      • 1. Introduction
        • 0. Introduction
        • 1. Historical Perspective on Structural Integrity in the USAF
        • 2. Overview of MIL-HDBK-1530 ASIP Guidance
        • 3. Summary of Damage Tolerance Design Guidelines
          • 0. Summary of Damage Tolerance Design Guidelines
          • 1. Summary of Guidelines
          • 2. Design Category
          • 3. Inspection Categories and Inspection Intervals
          • 4. Initial Damage Assumptions
            • 0. Initial Damage Assumptions
            • 1. Intact Structure Primary Damage Assumption
            • 2. Continuing Damage
            • 3. Fastener Policy
            • 4. In-Service Inspection Damage Assumptions
            • 5. Demonstration of Initial Flaw Sizes Smaller Than Those Specified
          • 5. Residual Strength Guidelines
          • 6. Required Periods Of Safe Damage Growth
          • 7. Illustrative Example Of Guidelines
        • 4. Sustainment/Aging Aircraft
        • 5. References
      • 2. Fundamentals of Damage Tolerance
      • 3. Damage Size Characterizations
      • 4. Residual Strength
      • 5. Analysis Of Damage Growth
      • 6. Examples of Damage Tolerant Analyses
      • 7. Damage Tolerance Testing
      • 8. Force Management and Sustainment Engineering
      • 9. Structural Repairs
      • 10. Guidelines for Damage Tolerance Design and Fracture Control Planning
      • 11. Summary of Stress Intensity Factor Information
    • Examples

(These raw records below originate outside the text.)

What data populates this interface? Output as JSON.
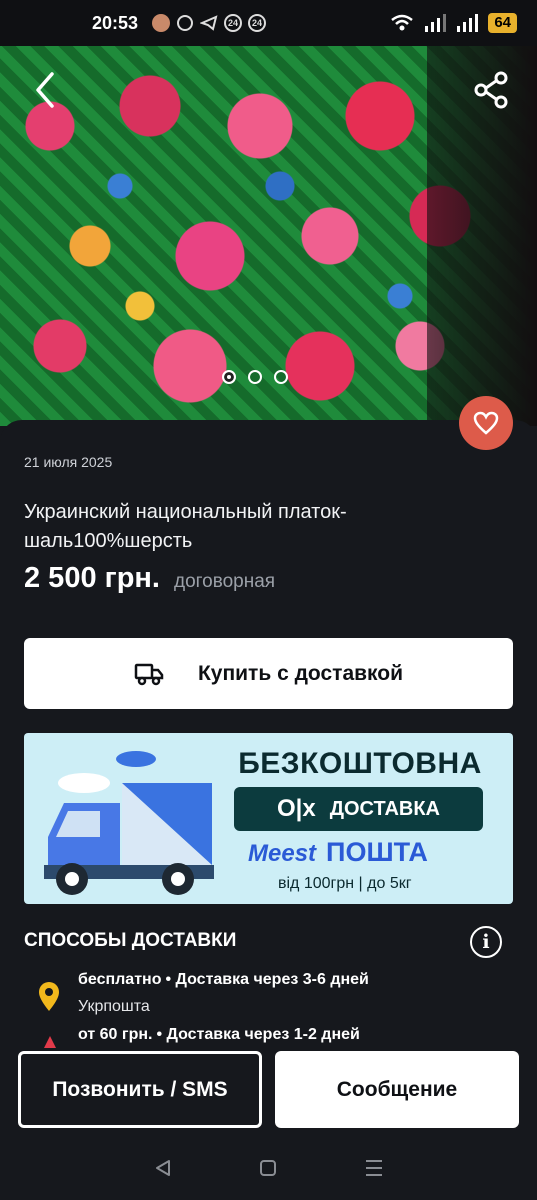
{
  "status_bar": {
    "time": "20:53",
    "notif_24a": "24",
    "notif_24b": "24",
    "battery": "64"
  },
  "listing": {
    "date": "21 июля 2025",
    "title": "Украинский национальный платок-шаль100%шерсть",
    "price": "2 500 грн.",
    "negotiable": "договорная"
  },
  "buy_button": {
    "label": "Купить с доставкой"
  },
  "banner": {
    "title": "БЕЗКОШТОВНА",
    "olx_logo": "O|x",
    "olx_text": "ДОСТАВКА",
    "meest_logo": "Meest",
    "post_text": "ПОШТА",
    "terms": "від 100грн | до 5кг"
  },
  "delivery": {
    "header": "СПОСОБЫ ДОСТАВКИ",
    "options": [
      {
        "price": "бесплатно",
        "time": "• Доставка через 3-6 дней",
        "carrier": "Укрпошта"
      },
      {
        "price": "от 60 грн.",
        "time": "• Доставка через 1-2 дней"
      }
    ]
  },
  "actions": {
    "call_label": "Позвонить / SMS",
    "message_label": "Сообщение"
  },
  "image_carousel": {
    "current": 1,
    "total": 3
  },
  "colors": {
    "background": "#16181d",
    "favorite": "#dd5b4a",
    "banner_bg": "#cdeef6",
    "olx_dark": "#0c3b3e",
    "meest_blue": "#2a5ad6"
  }
}
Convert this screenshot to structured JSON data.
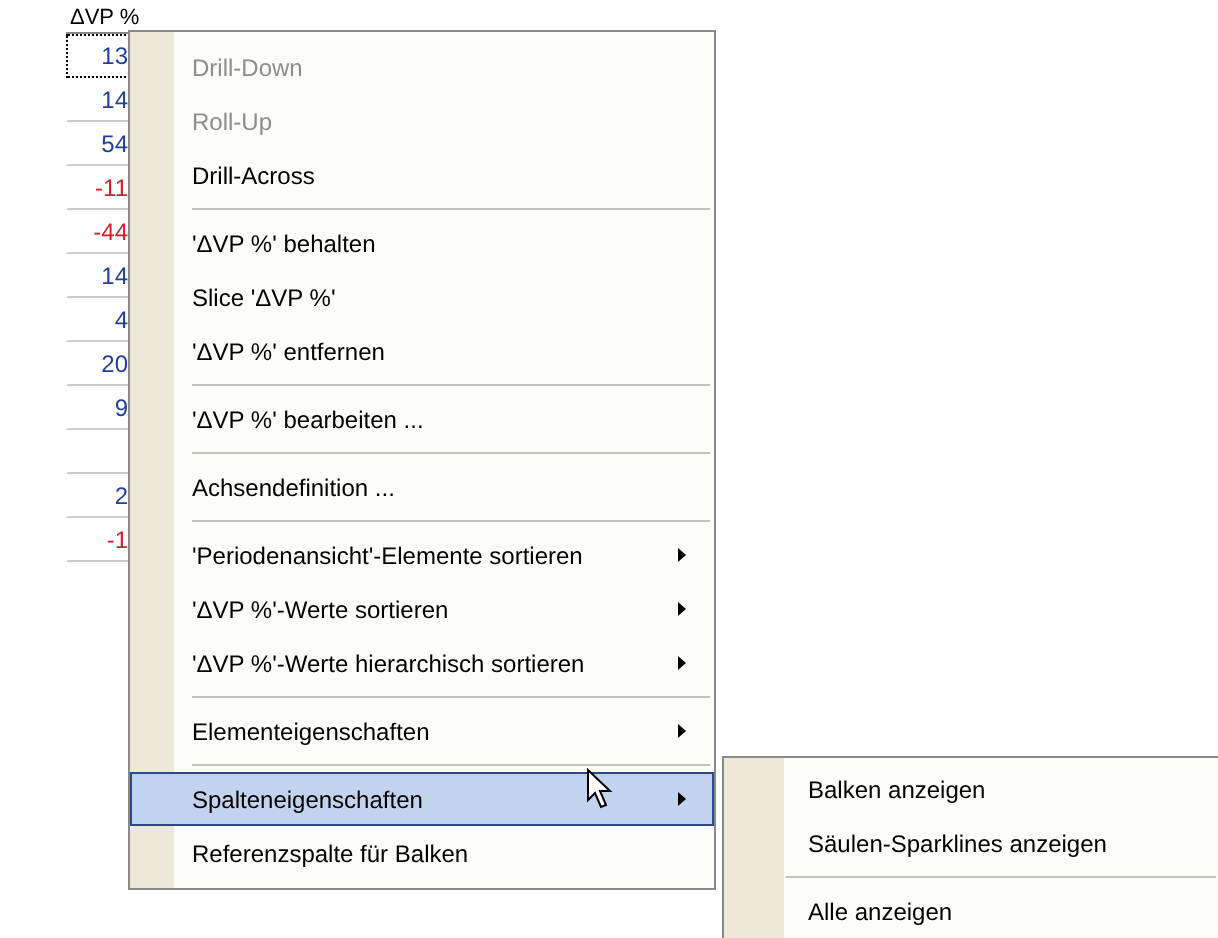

Section 1.3.4.3. Fastener Policy

In practice, the growth of flaws from fastener holes can be retarded by the use of interference fit fasteners, special hole preparation such as cold work, and to some degree, by joint assembly procedures like friction due to joint clamp-up.  Because these procedures delay flaw growth, the slow crack growth lives (or intervals) can be significantly longer than those obtained from structure containing conventional low torque clearance fasteners

Experience has shown that to achieve the beneficial effects of these techniques consistently, exceptionally high quality process control is required during manufacture.  However, this is not always obtained.  As a result, it is thought unwise to consider all interference or hole preparation systems effective in retarding crack growth.

As stated in JSSG-2006 paragraph A3.12.1.g, to maximize safety of flight and to minimize the impact of manufacturing errors, the damage tolerance guidelines should be met without considering the beneficial effects of specific joint design and assembly procedures such as interference fit fasteners, cold expanded holes, and joint clamp-up.

Exceptions to this policy can be considered.  The limits of the beneficial effects used in design should be no more than derived from assuming a 0.005 inch corner flaw as initial damage in an as-manufactured, non-expanded hole containing a neat fit fastener in a non-clamp-up joint.